**TASK PROMPT**
The records below must be reproduced exactly, excluding any pictures.

**EXERCISE INPUTS**
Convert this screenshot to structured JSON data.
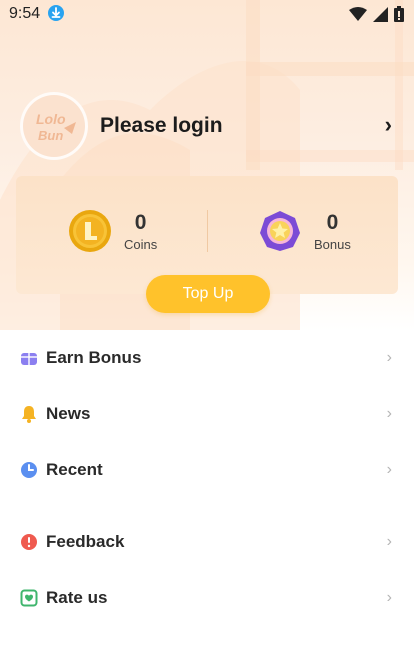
{
  "status": {
    "time": "9:54"
  },
  "profile": {
    "login_text": "Please login",
    "avatar_logo": "Lolo Bun"
  },
  "wallet": {
    "coins": {
      "value": "0",
      "label": "Coins"
    },
    "bonus": {
      "value": "0",
      "label": "Bonus"
    },
    "topup_label": "Top Up"
  },
  "menu": {
    "items": [
      {
        "label": "Earn Bonus",
        "icon": "gift-icon",
        "color": "#8b7ff0"
      },
      {
        "label": "News",
        "icon": "bell-icon",
        "color": "#f5b323"
      },
      {
        "label": "Recent",
        "icon": "clock-icon",
        "color": "#5b8ff0"
      },
      {
        "label": "Feedback",
        "icon": "alert-icon",
        "color": "#ef5a4f"
      },
      {
        "label": "Rate us",
        "icon": "rate-icon",
        "color": "#3fb56d"
      }
    ]
  }
}
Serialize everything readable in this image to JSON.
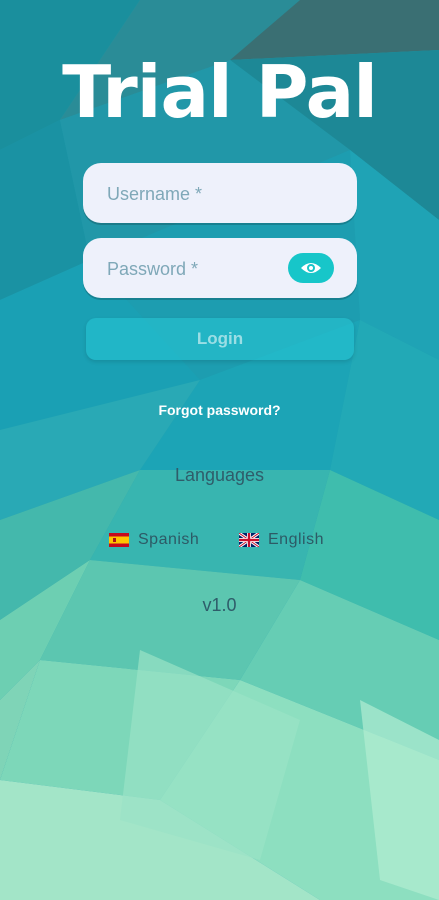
{
  "app": {
    "title": "Trial Pal"
  },
  "form": {
    "username_placeholder": "Username *",
    "username_value": "",
    "password_placeholder": "Password *",
    "password_value": "",
    "password_toggle_icon": "eye-icon",
    "login_label": "Login",
    "forgot_label": "Forgot password?"
  },
  "languages": {
    "title": "Languages",
    "items": [
      {
        "label": "Spanish",
        "flag": "spain-flag-icon"
      },
      {
        "label": "English",
        "flag": "uk-flag-icon"
      }
    ]
  },
  "footer": {
    "version": "v1.0"
  },
  "colors": {
    "accent": "#17c6c9",
    "field_bg": "#eef1fb",
    "text_dark": "#2f5d6a"
  }
}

**OUTPUT**
Convert this screenshot to structured JSON data.
{
  "status": {
    "time": "9:54"
  },
  "profile": {
    "login_text": "Please login",
    "avatar_logo": "Lolo Bun"
  },
  "wallet": {
    "coins": {
      "value": "0",
      "label": "Coins"
    },
    "bonus": {
      "value": "0",
      "label": "Bonus"
    },
    "topup_label": "Top Up"
  },
  "menu": {
    "items": [
      {
        "label": "Earn Bonus",
        "icon": "gift-icon",
        "color": "#8b7ff0"
      },
      {
        "label": "News",
        "icon": "bell-icon",
        "color": "#f5b323"
      },
      {
        "label": "Recent",
        "icon": "clock-icon",
        "color": "#5b8ff0"
      },
      {
        "label": "Feedback",
        "icon": "alert-icon",
        "color": "#ef5a4f"
      },
      {
        "label": "Rate us",
        "icon": "rate-icon",
        "color": "#3fb56d"
      }
    ]
  }
}
Serialize everything readable in this image to JSON.
{
  "app": {
    "title": "Trial Pal"
  },
  "form": {
    "username_placeholder": "Username *",
    "username_value": "",
    "password_placeholder": "Password *",
    "password_value": "",
    "password_toggle_icon": "eye-icon",
    "login_label": "Login",
    "forgot_label": "Forgot password?"
  },
  "languages": {
    "title": "Languages",
    "items": [
      {
        "label": "Spanish",
        "flag": "spain-flag-icon"
      },
      {
        "label": "English",
        "flag": "uk-flag-icon"
      }
    ]
  },
  "footer": {
    "version": "v1.0"
  },
  "colors": {
    "accent": "#17c6c9",
    "field_bg": "#eef1fb",
    "text_dark": "#2f5d6a"
  }
}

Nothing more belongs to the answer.